The "foreign" money wars have taken a new turn this week following a new investigation by the Center for Responsive Politics in The Hill newspaper. Weeks ago, Democrats claimed the GOP was benefiting from foreign money via the U.S. Chamber of Commerce and foreign corporations. While that debate continues, The Hill has found that Democrats have a "foreign" money problem of their own:
Democratic leaders in the House and Senate criticizing GOP groups for allegedly funneling foreign money into campaign ads have seen their party raise more than $1 million from political action committees affiliated with foreign companies.
House and Senate Democrats have received approximately $1.02 million this cycle from such PACs, according to an analysis compiled for The Hill by the Center for Responsive Politics. House and Senate GOP leaders have taken almost $510,000 from PACs on the same list.
So what's the takeaway? Here's what's buzzing in the blogosphere

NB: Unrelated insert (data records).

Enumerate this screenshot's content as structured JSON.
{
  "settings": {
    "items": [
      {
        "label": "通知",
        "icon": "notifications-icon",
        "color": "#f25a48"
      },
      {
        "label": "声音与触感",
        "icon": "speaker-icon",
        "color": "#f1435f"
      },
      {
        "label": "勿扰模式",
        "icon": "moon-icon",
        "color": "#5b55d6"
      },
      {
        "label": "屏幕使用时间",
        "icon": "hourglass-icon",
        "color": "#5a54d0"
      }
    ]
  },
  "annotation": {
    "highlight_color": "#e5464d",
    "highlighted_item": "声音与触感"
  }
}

Why This Matters, Chris Good at The Atlantic
While these donations were rounded up from American citizens, PACs affiliated with the U.S. subsidiaries of multinational corporations headquartered abroad, presumably, would conduct their political activities for the welfare of both the subsidiary and the foreign-headquartered parent. So no, the money itself is not "foreign," but the way it's being spent could be...

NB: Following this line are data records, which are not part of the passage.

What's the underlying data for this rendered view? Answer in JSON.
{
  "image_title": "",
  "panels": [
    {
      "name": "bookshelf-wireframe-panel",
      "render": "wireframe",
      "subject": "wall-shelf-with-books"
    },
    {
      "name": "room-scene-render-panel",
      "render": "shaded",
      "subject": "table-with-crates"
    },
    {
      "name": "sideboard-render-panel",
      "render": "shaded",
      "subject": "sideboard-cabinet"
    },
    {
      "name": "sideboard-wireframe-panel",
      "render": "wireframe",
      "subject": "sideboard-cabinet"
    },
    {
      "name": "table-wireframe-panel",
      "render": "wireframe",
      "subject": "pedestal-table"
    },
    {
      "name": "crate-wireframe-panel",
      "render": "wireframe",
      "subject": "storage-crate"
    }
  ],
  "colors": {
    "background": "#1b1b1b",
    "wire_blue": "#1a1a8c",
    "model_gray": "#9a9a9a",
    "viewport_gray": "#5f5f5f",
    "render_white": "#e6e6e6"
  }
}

The significance here is not so much the impact of the money, but the stain it allegedly leaves and the "hypocrisy" Republicans have pointed to in calling attention to this story today. About that hypocrisy: we're in murky waters here when it comes to the "foreign"-ness of all this money, on both sides.
- It's Hypocritical But Not Illegal, writes Ed Morrissey at Hot Air: "This isn’t illegal. The money comes from American employees of the foreign corporations. But the companies control the PACs, and their contributions to political parties and campaigns 'is about as close as you can get' to foreign-based money flowing into campaigns, as the Center for Responsive Politics notes."
- Republicans Are Still More at Fault, writes Prairie Weather: "The Hill presents this as a counter to the attack on Republicans for accepting foreign influence and money," he writes. "Republican are calling that attack hypocritical, looking for equivalency between Republican and Democratic funding sources. That's a stretch." He cites Dave Levinthal at the Center for Responsive Politics who says "This is not foreign money per-se, but these PACs are certainly populated by people who work for foreign companies." According to Prairie Weather, "'Not foreign money per se' seems to be the closer.'"
- The Tables Have Turned, writes Marc Thiessen at The Washington Post: "Now it's time for the Democrats to start answering the same charges that they leveled against the Chamber and American Crossroads with such abandon. Is organized labor using foreign money to elect Democrats this November? To paraphrase the president, they could be -- we just don't know. But if Republicans win two weeks from now, and take control of the investigative committees of Congress, we may soon find out. "